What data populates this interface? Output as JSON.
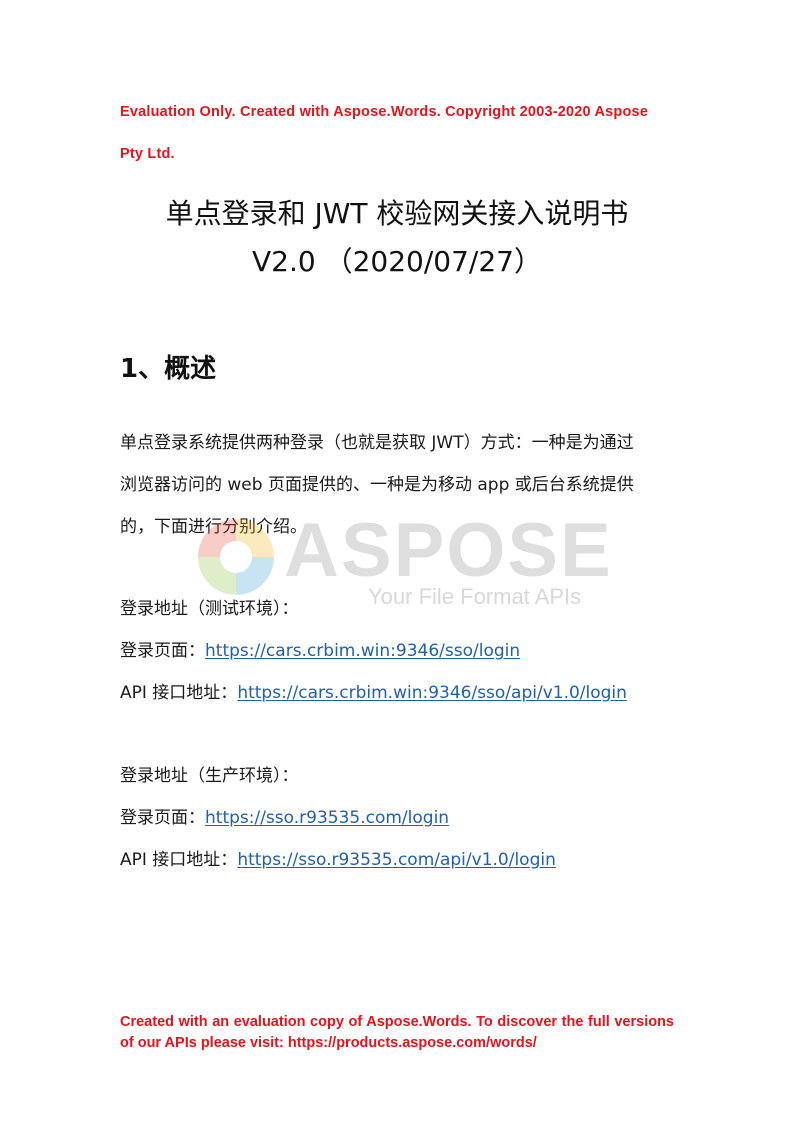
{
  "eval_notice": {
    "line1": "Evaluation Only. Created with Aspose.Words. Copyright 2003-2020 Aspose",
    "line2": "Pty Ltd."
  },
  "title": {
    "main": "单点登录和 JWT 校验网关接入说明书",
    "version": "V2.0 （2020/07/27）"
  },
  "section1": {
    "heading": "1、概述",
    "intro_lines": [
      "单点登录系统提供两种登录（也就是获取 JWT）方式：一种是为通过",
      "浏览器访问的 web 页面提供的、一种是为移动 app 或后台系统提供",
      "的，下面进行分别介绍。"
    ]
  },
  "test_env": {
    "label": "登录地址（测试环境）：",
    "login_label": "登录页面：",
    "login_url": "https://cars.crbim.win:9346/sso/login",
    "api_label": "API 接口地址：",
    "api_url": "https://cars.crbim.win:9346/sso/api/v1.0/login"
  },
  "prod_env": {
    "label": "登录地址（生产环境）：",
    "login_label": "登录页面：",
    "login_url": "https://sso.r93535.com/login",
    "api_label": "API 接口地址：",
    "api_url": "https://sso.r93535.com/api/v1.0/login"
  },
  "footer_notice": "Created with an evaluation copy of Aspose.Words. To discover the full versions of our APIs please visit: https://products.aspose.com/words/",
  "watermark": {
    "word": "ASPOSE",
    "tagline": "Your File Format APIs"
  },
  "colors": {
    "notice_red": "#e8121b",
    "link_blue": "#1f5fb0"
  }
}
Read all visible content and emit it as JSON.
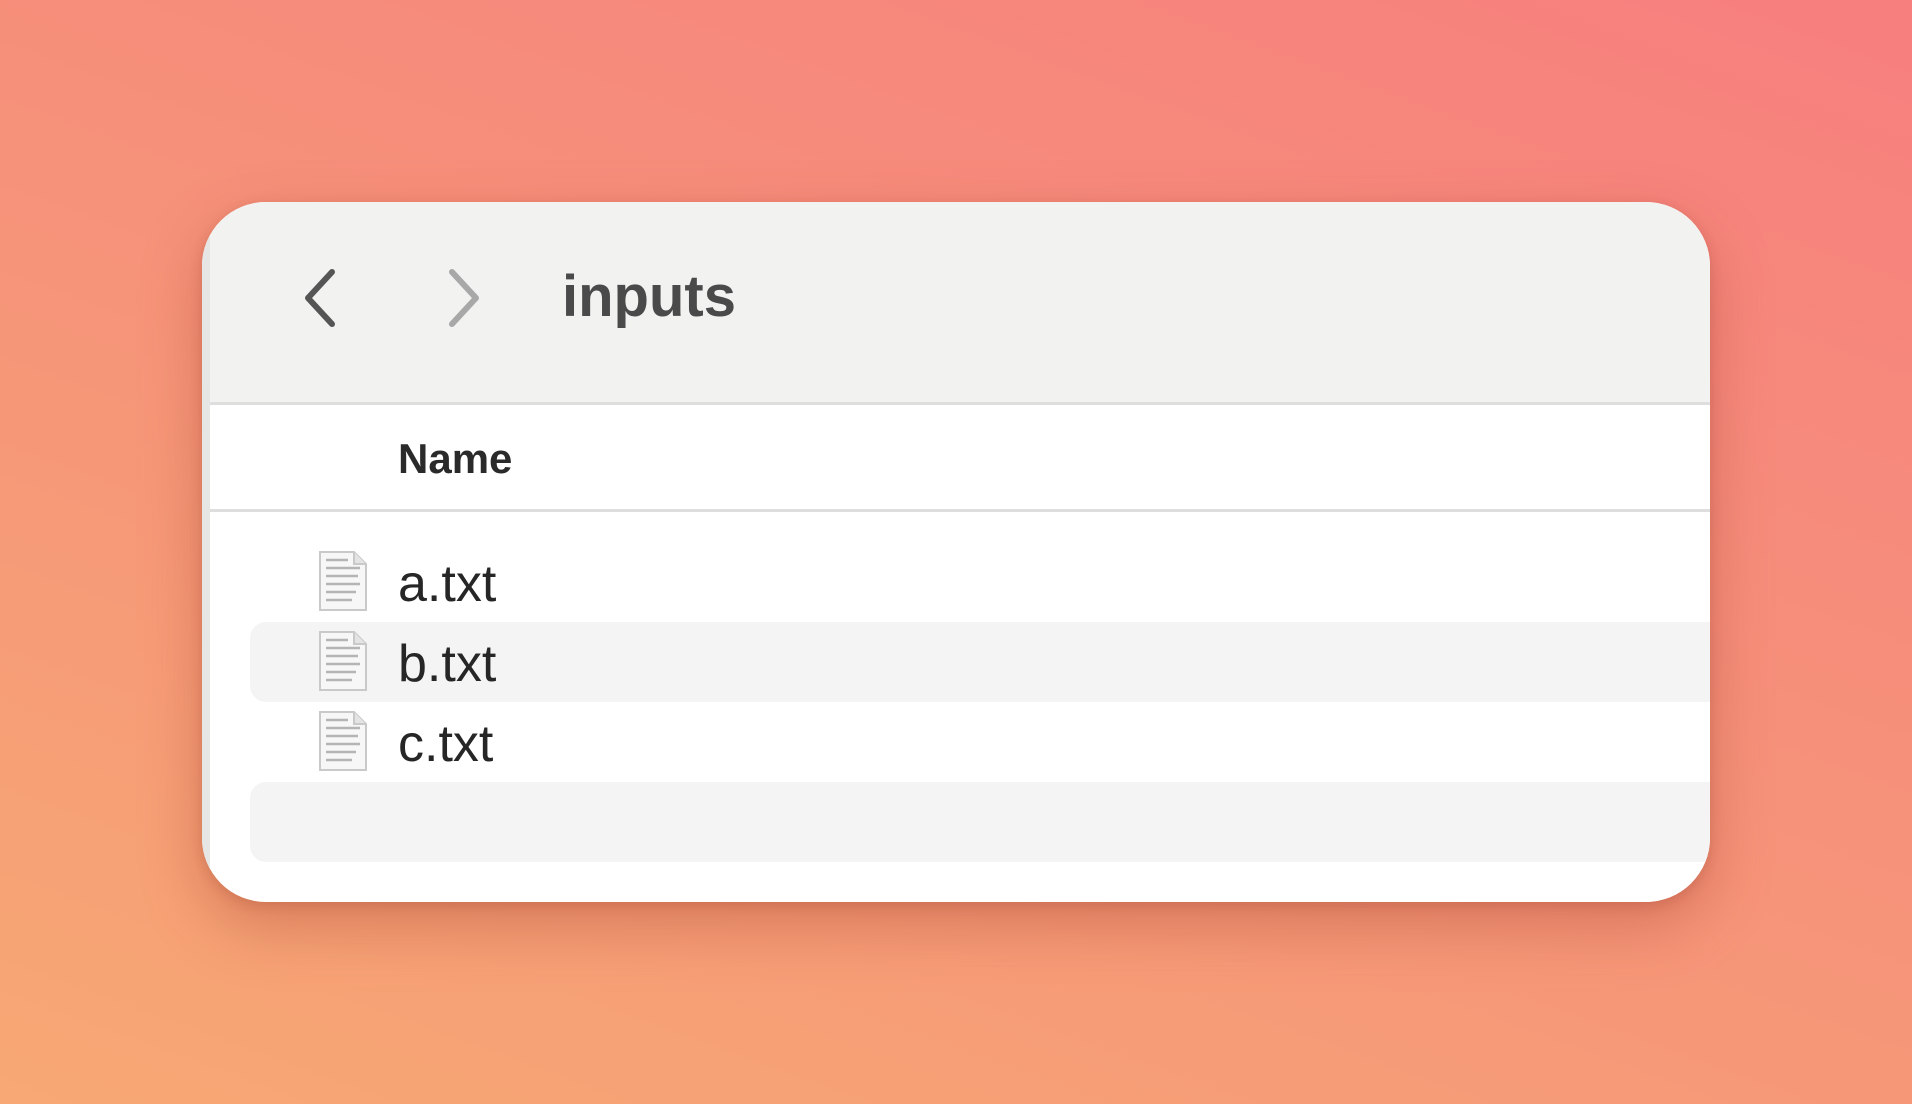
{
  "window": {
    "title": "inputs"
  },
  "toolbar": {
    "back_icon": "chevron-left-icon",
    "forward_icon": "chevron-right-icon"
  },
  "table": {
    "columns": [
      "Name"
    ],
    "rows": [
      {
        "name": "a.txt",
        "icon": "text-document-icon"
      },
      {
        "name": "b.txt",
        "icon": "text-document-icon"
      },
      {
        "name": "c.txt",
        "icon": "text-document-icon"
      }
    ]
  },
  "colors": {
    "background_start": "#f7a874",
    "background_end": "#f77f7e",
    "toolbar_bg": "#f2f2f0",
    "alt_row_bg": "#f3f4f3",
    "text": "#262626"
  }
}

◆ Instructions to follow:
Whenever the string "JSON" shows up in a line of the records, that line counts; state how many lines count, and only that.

◆ Your response:
2